* _WHAT IS NEEDED_: In the records, find each line where "Wikipedia" occurs, and copy it.

* _RECORDS FOR PROCESSING_:
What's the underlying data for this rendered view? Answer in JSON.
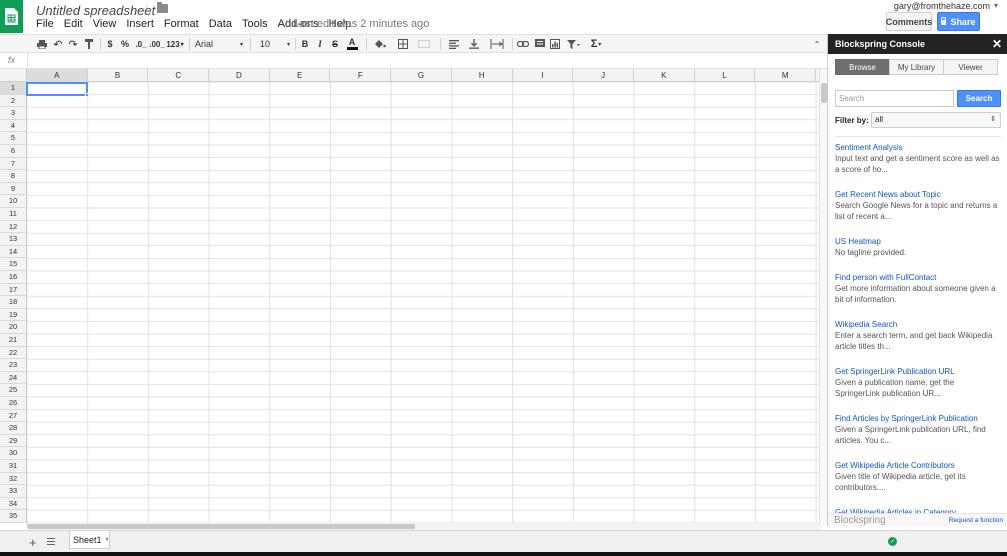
{
  "app": {
    "doc_title": "Untitled spreadsheet",
    "last_edit": "Last edit was 2 minutes ago",
    "user_email": "gary@fromthehaze.com",
    "comments_label": "Comments",
    "share_label": "Share",
    "brand_color": "#0f9d58"
  },
  "menu": [
    "File",
    "Edit",
    "View",
    "Insert",
    "Format",
    "Data",
    "Tools",
    "Add-ons",
    "Help"
  ],
  "toolbar": {
    "currency": "$",
    "percent": "%",
    "dec_less": ".0_",
    "dec_more": ".00_",
    "more_formats": "123",
    "font": "Arial",
    "font_size": "10",
    "bold": "B",
    "italic": "I",
    "strike": "S",
    "text_color": "A",
    "sum": "Σ"
  },
  "formula_bar": {
    "fx": "fx",
    "value": ""
  },
  "grid": {
    "columns": [
      "A",
      "B",
      "C",
      "D",
      "E",
      "F",
      "G",
      "H",
      "I",
      "J",
      "K",
      "L",
      "M"
    ],
    "rows": [
      "1",
      "2",
      "3",
      "4",
      "5",
      "6",
      "7",
      "8",
      "9",
      "10",
      "11",
      "12",
      "13",
      "14",
      "15",
      "16",
      "17",
      "18",
      "19",
      "20",
      "21",
      "22",
      "23",
      "24",
      "25",
      "26",
      "27",
      "28",
      "29",
      "30",
      "31",
      "32",
      "33",
      "34",
      "35"
    ],
    "selected_cell": "A1"
  },
  "sheets": {
    "add": "+",
    "active_tab": "Sheet1"
  },
  "panel": {
    "title": "Blockspring Console",
    "close": "✕",
    "tabs": [
      "Browse",
      "My Library",
      "Viewer"
    ],
    "active_tab": "Browse",
    "search_placeholder": "Search",
    "search_button": "Search",
    "filter_label": "Filter by:",
    "filter_value": "all",
    "results": [
      {
        "title": "Sentiment Analysis",
        "desc": "Input text and get a sentiment score as well as a score of ho..."
      },
      {
        "title": "Get Recent News about Topic",
        "desc": "Search Google News for a topic and returns a list of recent a..."
      },
      {
        "title": "US Heatmap",
        "desc": "No tagline provided."
      },
      {
        "title": "Find person with FullContact",
        "desc": "Get more information about someone given a bit of information."
      },
      {
        "title": "Wikipedia Search",
        "desc": "Enter a search term, and get back Wikipedia article titles th..."
      },
      {
        "title": "Get SpringerLink Publication URL",
        "desc": "Given a publication name, get the SpringerLink publication UR..."
      },
      {
        "title": "Find Articles by SpringerLink Publication",
        "desc": "Given a SpringerLink publication URL, find articles.  You c..."
      },
      {
        "title": "Get Wikipedia Article Contributors",
        "desc": "Given title of Wikipedia article, get its contributors...."
      },
      {
        "title": "Get Wikipedia Articles in Category",
        "desc": ""
      }
    ],
    "footer_brand": "Blockspring",
    "footer_link": "Request a function"
  },
  "status": {
    "ok_icon": "check-icon",
    "ok_glyph": "✓"
  }
}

* _PROBLEM SOLUTION_:
        "title": "Wikipedia Search",
        "desc": "Enter a search term, and get back Wikipedia article titles th..."
        "title": "Get Wikipedia Article Contributors",
        "desc": "Given title of Wikipedia article, get its contributors...."
        "title": "Get Wikipedia Articles in Category",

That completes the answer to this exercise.